### [Problem details]
The answer consists solely of the data below, reproduced exactly.

### [Source information]

/---

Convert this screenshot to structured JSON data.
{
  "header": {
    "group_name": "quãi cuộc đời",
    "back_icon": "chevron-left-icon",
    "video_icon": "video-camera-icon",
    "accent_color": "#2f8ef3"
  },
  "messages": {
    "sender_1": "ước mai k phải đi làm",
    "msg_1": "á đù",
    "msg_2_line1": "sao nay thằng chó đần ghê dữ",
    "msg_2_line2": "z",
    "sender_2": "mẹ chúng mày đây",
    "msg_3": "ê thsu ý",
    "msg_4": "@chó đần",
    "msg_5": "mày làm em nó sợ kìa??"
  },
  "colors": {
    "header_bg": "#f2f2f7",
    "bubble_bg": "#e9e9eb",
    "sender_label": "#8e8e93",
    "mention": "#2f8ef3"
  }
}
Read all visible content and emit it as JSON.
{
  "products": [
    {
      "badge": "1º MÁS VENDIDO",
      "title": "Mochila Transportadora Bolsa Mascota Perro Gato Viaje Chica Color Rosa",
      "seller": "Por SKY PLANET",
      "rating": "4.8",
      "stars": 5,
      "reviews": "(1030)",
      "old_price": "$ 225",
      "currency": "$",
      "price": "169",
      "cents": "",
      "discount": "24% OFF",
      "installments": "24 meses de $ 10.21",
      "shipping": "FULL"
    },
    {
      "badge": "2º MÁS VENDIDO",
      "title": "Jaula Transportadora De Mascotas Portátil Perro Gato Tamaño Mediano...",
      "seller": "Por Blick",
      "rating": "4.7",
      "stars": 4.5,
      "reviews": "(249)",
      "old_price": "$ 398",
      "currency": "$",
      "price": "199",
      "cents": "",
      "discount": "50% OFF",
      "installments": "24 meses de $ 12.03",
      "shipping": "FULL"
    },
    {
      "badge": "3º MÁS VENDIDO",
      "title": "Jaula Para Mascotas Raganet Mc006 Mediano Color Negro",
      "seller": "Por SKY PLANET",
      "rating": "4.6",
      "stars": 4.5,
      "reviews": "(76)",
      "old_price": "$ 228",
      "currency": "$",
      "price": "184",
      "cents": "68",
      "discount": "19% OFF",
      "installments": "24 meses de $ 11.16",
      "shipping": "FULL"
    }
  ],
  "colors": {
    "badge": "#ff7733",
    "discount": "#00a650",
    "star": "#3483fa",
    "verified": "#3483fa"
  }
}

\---

### [Answer section]
Convert this screenshot to structured JSON data.
{
  "header": {
    "group_name": "quãi cuộc đời",
    "back_icon": "chevron-left-icon",
    "video_icon": "video-camera-icon",
    "accent_color": "#2f8ef3"
  },
  "messages": {
    "sender_1": "ước mai k phải đi làm",
    "msg_1": "á đù",
    "msg_2_line1": "sao nay thằng chó đần ghê dữ",
    "msg_2_line2": "z",
    "sender_2": "mẹ chúng mày đây",
    "msg_3": "ê thsu ý",
    "msg_4": "@chó đần",
    "msg_5": "mày làm em nó sợ kìa??"
  },
  "colors": {
    "header_bg": "#f2f2f7",
    "bubble_bg": "#e9e9eb",
    "sender_label": "#8e8e93",
    "mention": "#2f8ef3"
  }
}
Read all visible content and emit it as JSON.
{
  "products": [
    {
      "badge": "1º MÁS VENDIDO",
      "title": "Mochila Transportadora Bolsa Mascota Perro Gato Viaje Chica Color Rosa",
      "seller": "Por SKY PLANET",
      "rating": "4.8",
      "stars": 5,
      "reviews": "(1030)",
      "old_price": "$ 225",
      "currency": "$",
      "price": "169",
      "cents": "",
      "discount": "24% OFF",
      "installments": "24 meses de $ 10.21",
      "shipping": "FULL"
    },
    {
      "badge": "2º MÁS VENDIDO",
      "title": "Jaula Transportadora De Mascotas Portátil Perro Gato Tamaño Mediano...",
      "seller": "Por Blick",
      "rating": "4.7",
      "stars": 4.5,
      "reviews": "(249)",
      "old_price": "$ 398",
      "currency": "$",
      "price": "199",
      "cents": "",
      "discount": "50% OFF",
      "installments": "24 meses de $ 12.03",
      "shipping": "FULL"
    },
    {
      "badge": "3º MÁS VENDIDO",
      "title": "Jaula Para Mascotas Raganet Mc006 Mediano Color Negro",
      "seller": "Por SKY PLANET",
      "rating": "4.6",
      "stars": 4.5,
      "reviews": "(76)",
      "old_price": "$ 228",
      "currency": "$",
      "price": "184",
      "cents": "68",
      "discount": "19% OFF",
      "installments": "24 meses de $ 11.16",
      "shipping": "FULL"
    }
  ],
  "colors": {
    "badge": "#ff7733",
    "discount": "#00a650",
    "star": "#3483fa",
    "verified": "#3483fa"
  }
}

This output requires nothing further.